FREQUENTLY ASKED QUESTIONS ABOUT DUI
OUR LANCASTER CRIMINAL DEFENSE LAWYER EXPLAINS
What is a Calfornia DUI?
A DUI is issued when someone is caught Driving Under the Influence of alcohol or drugs. In California, the requirement for a DUI charge is met when someone has a blood alcohol content level (BAC) of at least 0.08%. For drivers younger than 21, a BAC of 0.01% is enough to warrant a conviction.
What are the penalties for DUI?
The penalties for DUI vary depending on the offense. In general, though, a first offense will result in 4 days to 6 months of jail time, a license suspension of up to 10 months, and fines of up to $2,600. A second offense can result in 1 year of jail time, 1 to 2 years of license suspension, and $2800 in fines; and a third offense may lead to as much as 1 year in jail, 3 years of license suspension, and $18,000 in fines. In addition, the first and second offenses require the installation of an ignition interlock device (IID) in your car.
What is an IID?
An IID (ignition interlock device) is installed in your car upon multiple DUI offenses. Like a breathalyzer, it reads your BAC and will not allow you to start your car if you exceed the legal limit.
Can I refuse a breath test?
Refusal to take any chemical test will result in a minimum license suspension of 1 year. The length of the suspension increases for each consecutive offense. Refusing to take a chemical test may also be used to convict you in a court hearing. Under some circumstances, you may receive jail time for refusing a test.
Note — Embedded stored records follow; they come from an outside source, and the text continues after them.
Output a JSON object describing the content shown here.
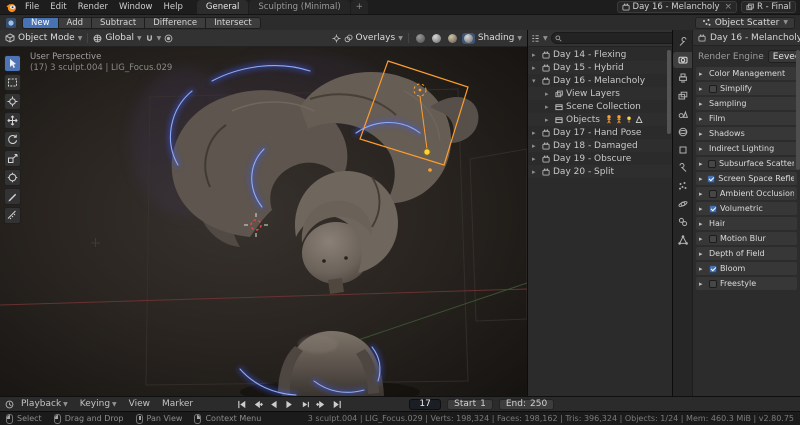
{
  "colors": {
    "accent_blue": "#4772b3",
    "selection_orange": "#ff9d2e",
    "glow_blue": "#8fa6ff",
    "clay_grey": "#665d55"
  },
  "app": {
    "menus": [
      "File",
      "Edit",
      "Render",
      "Window",
      "Help"
    ],
    "tabs": [
      {
        "label": "General",
        "active": true
      },
      {
        "label": "Sculpting (Minimal)",
        "active": false
      }
    ],
    "new_tab": "+",
    "scene": "Day 16 - Melancholy",
    "view_layer": "R - Final"
  },
  "toolbar": {
    "ops": [
      {
        "label": "New",
        "active": true
      },
      {
        "label": "Add",
        "active": false
      },
      {
        "label": "Subtract",
        "active": false
      },
      {
        "label": "Difference",
        "active": false
      },
      {
        "label": "Intersect",
        "active": false
      }
    ],
    "active_tool": "Object Scatter"
  },
  "viewport": {
    "header": {
      "mode": "Object Mode",
      "orientation": "Global",
      "overlays": "Overlays",
      "shading": "Shading"
    },
    "overlay": {
      "line1": "User Perspective",
      "line2": "(17) 3 sculpt.004 | LIG_Focus.029"
    }
  },
  "outliner": {
    "rows": [
      {
        "label": "Day 14 - Flexing",
        "expanded": false,
        "child": false
      },
      {
        "label": "Day 15 - Hybrid",
        "expanded": false,
        "child": false
      },
      {
        "label": "Day 16 - Melancholy",
        "expanded": true,
        "child": false
      },
      {
        "label": "View Layers",
        "expanded": false,
        "child": true
      },
      {
        "label": "Scene Collection",
        "expanded": false,
        "child": true
      },
      {
        "label": "Objects",
        "expanded": false,
        "child": true
      },
      {
        "label": "Day 17 - Hand Pose",
        "expanded": false,
        "child": false
      },
      {
        "label": "Day 18 - Damaged",
        "expanded": false,
        "child": false
      },
      {
        "label": "Day 19 - Obscure",
        "expanded": false,
        "child": false
      },
      {
        "label": "Day 20 - Split",
        "expanded": false,
        "child": false
      }
    ]
  },
  "properties": {
    "breadcrumb": "Day 16 - Melancholy",
    "engine_label": "Render Engine",
    "engine_value": "Eevee",
    "sections": [
      {
        "label": "Color Management",
        "has_checkbox": false,
        "checked": false
      },
      {
        "label": "Simplify",
        "has_checkbox": true,
        "checked": false
      },
      {
        "label": "Sampling",
        "has_checkbox": false,
        "checked": false
      },
      {
        "label": "Film",
        "has_checkbox": false,
        "checked": false
      },
      {
        "label": "Shadows",
        "has_checkbox": false,
        "checked": false
      },
      {
        "label": "Indirect Lighting",
        "has_checkbox": false,
        "checked": false
      },
      {
        "label": "Subsurface Scattering",
        "has_checkbox": true,
        "checked": false
      },
      {
        "label": "Screen Space Reflections",
        "has_checkbox": true,
        "checked": true
      },
      {
        "label": "Ambient Occlusion",
        "has_checkbox": true,
        "checked": false
      },
      {
        "label": "Volumetric",
        "has_checkbox": true,
        "checked": true
      },
      {
        "label": "Hair",
        "has_checkbox": false,
        "checked": false
      },
      {
        "label": "Motion Blur",
        "has_checkbox": true,
        "checked": false
      },
      {
        "label": "Depth of Field",
        "has_checkbox": false,
        "checked": false
      },
      {
        "label": "Bloom",
        "has_checkbox": true,
        "checked": true
      },
      {
        "label": "Freestyle",
        "has_checkbox": true,
        "checked": false
      }
    ]
  },
  "timeline": {
    "menus": [
      "Playback",
      "Keying",
      "View",
      "Marker"
    ],
    "frame": "17",
    "start_label": "Start",
    "start_value": "1",
    "end_label": "End:",
    "end_value": "250"
  },
  "status": {
    "hints": [
      {
        "label": "Select"
      },
      {
        "label": "Drag and Drop"
      },
      {
        "label": "Pan View"
      },
      {
        "label": "Context Menu"
      }
    ],
    "stats": "3 sculpt.004 | LIG_Focus.029 | Verts: 198,324 | Faces: 198,162 | Tris: 396,324 | Objects: 1/24 | Mem: 460.3 MiB | v2.80.75"
  }
}
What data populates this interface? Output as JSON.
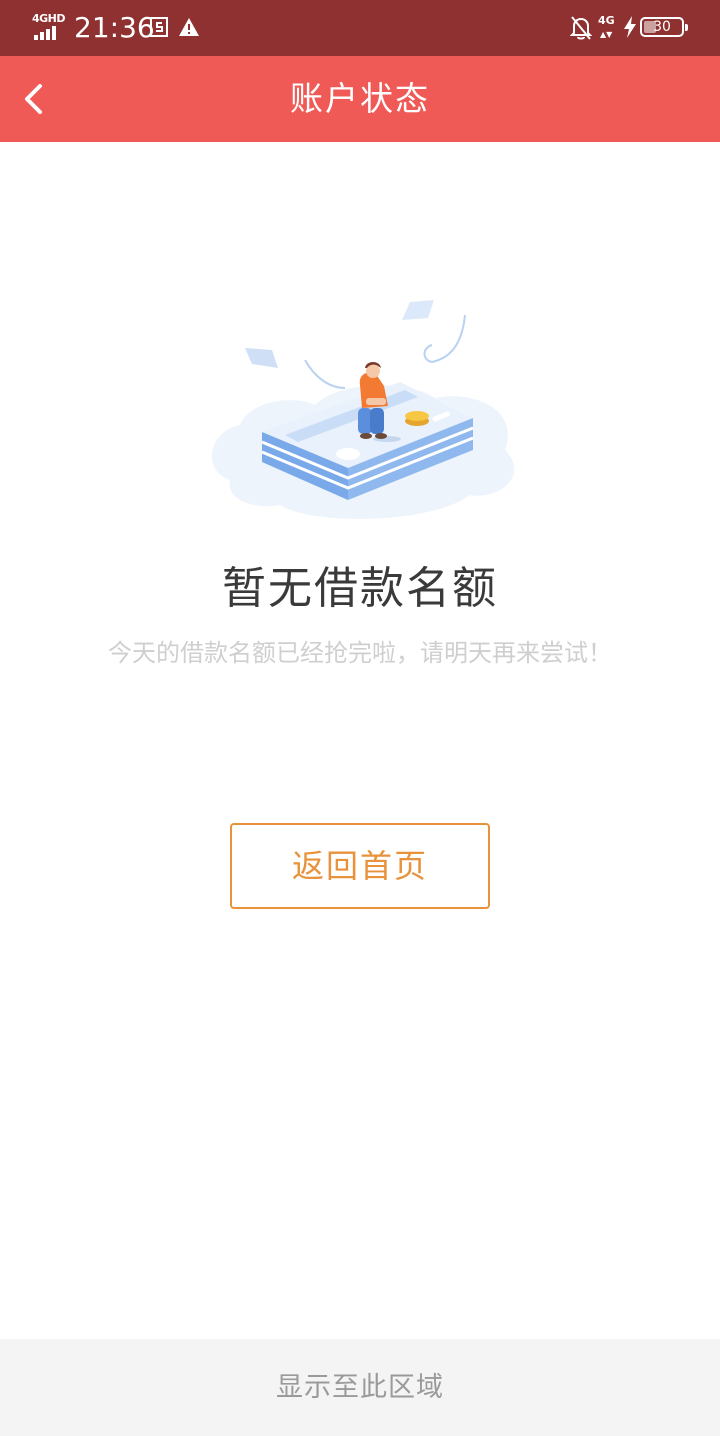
{
  "status_bar": {
    "network_label": "4GHD",
    "time": "21:36",
    "mobile_data_label": "4G",
    "battery_level": "30"
  },
  "nav": {
    "title": "账户状态"
  },
  "empty_state": {
    "title": "暂无借款名额",
    "description": "今天的借款名额已经抢完啦，请明天再来尝试！",
    "button_label": "返回首页"
  },
  "bottom_bar": {
    "label": "显示至此区域"
  },
  "colors": {
    "status_bar": "#8e3130",
    "nav_bar": "#f05a56",
    "button_accent": "#e8923b",
    "bottom_bar": "#f4f4f4"
  },
  "icons": {
    "back": "chevron-left-icon",
    "notification_off": "bell-off-icon",
    "warning": "warning-icon",
    "charging": "bolt-icon"
  }
}
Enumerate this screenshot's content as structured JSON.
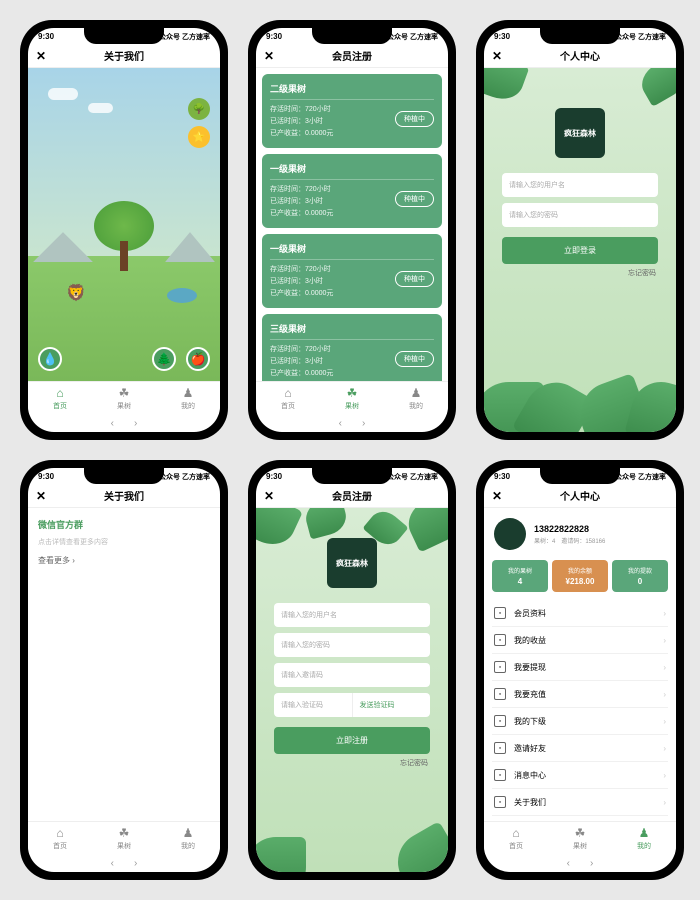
{
  "status": {
    "time": "9:30",
    "right": "公众号 乙方速率"
  },
  "screens": {
    "s1": {
      "title": "关于我们",
      "badges": [
        "领乐林",
        "收益"
      ],
      "btns": {
        "left": "浇水",
        "mid": "我的树木",
        "right": "植树产果"
      },
      "tabs": [
        {
          "l": "首页",
          "a": true
        },
        {
          "l": "果树"
        },
        {
          "l": "我的"
        }
      ]
    },
    "s2": {
      "title": "会员注册",
      "cards": [
        {
          "t": "二级果树",
          "r1": "存活时间：720小时",
          "r2": "已活时间：3小时",
          "r3": "已产收益：0.0000元",
          "b": "种植中"
        },
        {
          "t": "一级果树",
          "r1": "存活时间：720小时",
          "r2": "已活时间：3小时",
          "r3": "已产收益：0.0000元",
          "b": "种植中"
        },
        {
          "t": "一级果树",
          "r1": "存活时间：720小时",
          "r2": "已活时间：3小时",
          "r3": "已产收益：0.0000元",
          "b": "种植中"
        },
        {
          "t": "三级果树",
          "r1": "存活时间：720小时",
          "r2": "已活时间：3小时",
          "r3": "已产收益：0.0000元",
          "b": "种植中"
        }
      ],
      "tabs": [
        {
          "l": "首页"
        },
        {
          "l": "果树",
          "a": true
        },
        {
          "l": "我的"
        }
      ]
    },
    "s3": {
      "title": "个人中心",
      "logo": "疯狂森林",
      "p1": "请输入您的用户名",
      "p2": "请输入您的密码",
      "btn": "立即登录",
      "forgot": "忘记密码"
    },
    "s4": {
      "title": "关于我们",
      "h": "微信官方群",
      "sub": "点击详情查看更多内容",
      "more": "查看更多",
      "tabs": [
        {
          "l": "首页"
        },
        {
          "l": "果树"
        },
        {
          "l": "我的"
        }
      ]
    },
    "s5": {
      "title": "会员注册",
      "logo": "疯狂森林",
      "p1": "请输入您的用户名",
      "p2": "请输入您的密码",
      "p3": "请输入邀请码",
      "p4": "请输入验证码",
      "send": "发送验证码",
      "btn": "立即注册",
      "forgot": "忘记密码"
    },
    "s6": {
      "title": "个人中心",
      "name": "13822822828",
      "sub": "果树：4　邀请码：158166",
      "stats": [
        {
          "l": "我的果树",
          "v": "4",
          "c": "#5aa67a"
        },
        {
          "l": "我的余额",
          "v": "¥218.00",
          "c": "#d89050"
        },
        {
          "l": "我的提款",
          "v": "0",
          "c": "#5aa67a"
        }
      ],
      "menu": [
        "会员资料",
        "我的收益",
        "我要提现",
        "我要充值",
        "我的下级",
        "邀请好友",
        "消息中心",
        "关于我们"
      ],
      "tabs": [
        {
          "l": "首页"
        },
        {
          "l": "果树"
        },
        {
          "l": "我的",
          "a": true
        }
      ]
    }
  }
}
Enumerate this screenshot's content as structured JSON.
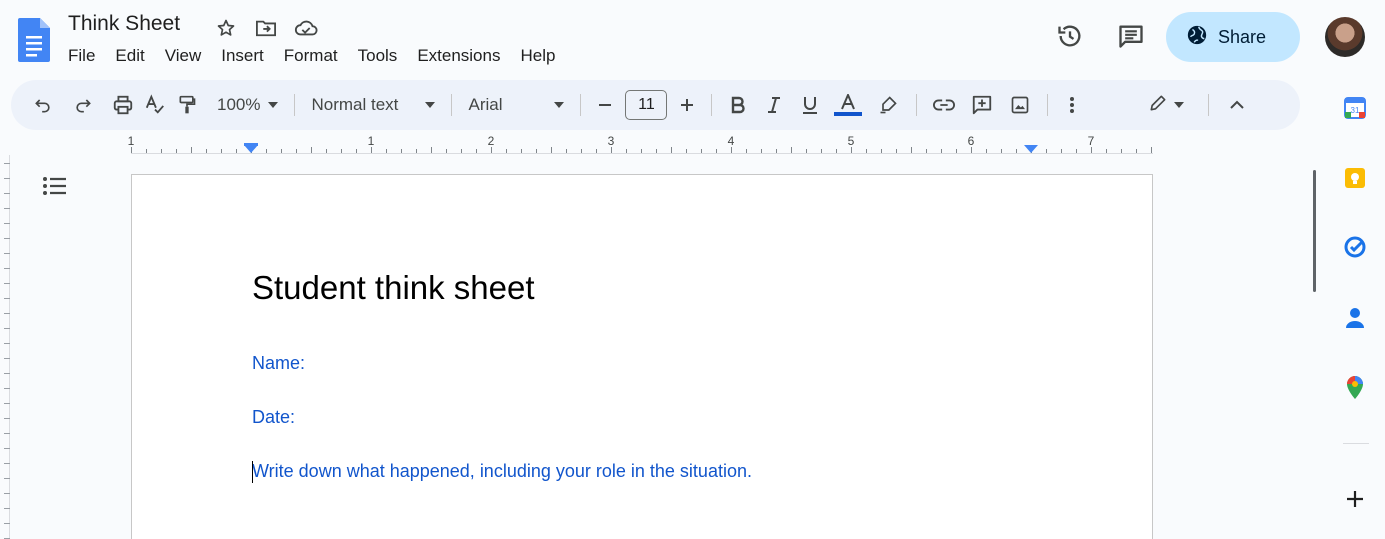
{
  "header": {
    "title": "Think Sheet",
    "menus": [
      "File",
      "Edit",
      "View",
      "Insert",
      "Format",
      "Tools",
      "Extensions",
      "Help"
    ],
    "share_label": "Share"
  },
  "toolbar": {
    "zoom": "100%",
    "style": "Normal text",
    "font": "Arial",
    "font_size": "11"
  },
  "ruler": {
    "numbers": [
      "1",
      "1",
      "2",
      "3",
      "4",
      "5",
      "6",
      "7"
    ]
  },
  "document": {
    "heading": "Student think sheet",
    "lines": [
      "Name:",
      "Date:",
      "Write down what happened, including your role in the situation."
    ]
  },
  "colors": {
    "accent": "#c2e7ff",
    "link_text": "#1155cc",
    "toolbar_bg": "#edf2fa"
  }
}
Why should I schedule a DMV hearing?
The purpose of a DMV hearing is to determine if your license will be suspended. It is important to keep in mind that this is separate from your court hearing. The only way to reverse a failed DMV hearing is to win your court hearing — meaning a full dismissal of your charges. You should attend the DMV hearing so you can attempt to retain your driving privileges in the event that your charges are reduced or dismissed in court. If you fail to schedule this hearing within ten days of receiving you arrest, you will face an automatic license suspension.
Can I drive to work?
In most cases, you cannot drive to work after having been convicted of DUI. This means that you will have to use public transportation or ride with a friend or family. If, under certain conditions, you are granted a business or hardship license, you will be able to transport yourself to work and back.
How can I fight a DUI?
In the case that you have been charged with drinking and driving, it is best to hire an experienced attorney. Our criminal defense lawyer can defend you in a number of ways. For example, if we can demonstrate that your chemical test was inaccurate, that particular evidence can be dismissed from a trial. Other means of defense include proving that your rights were violated during the arrest process, or giving evidence that your BAC was lower at the time you were behind the wheel. In any case, we can help you work toward a better outcome.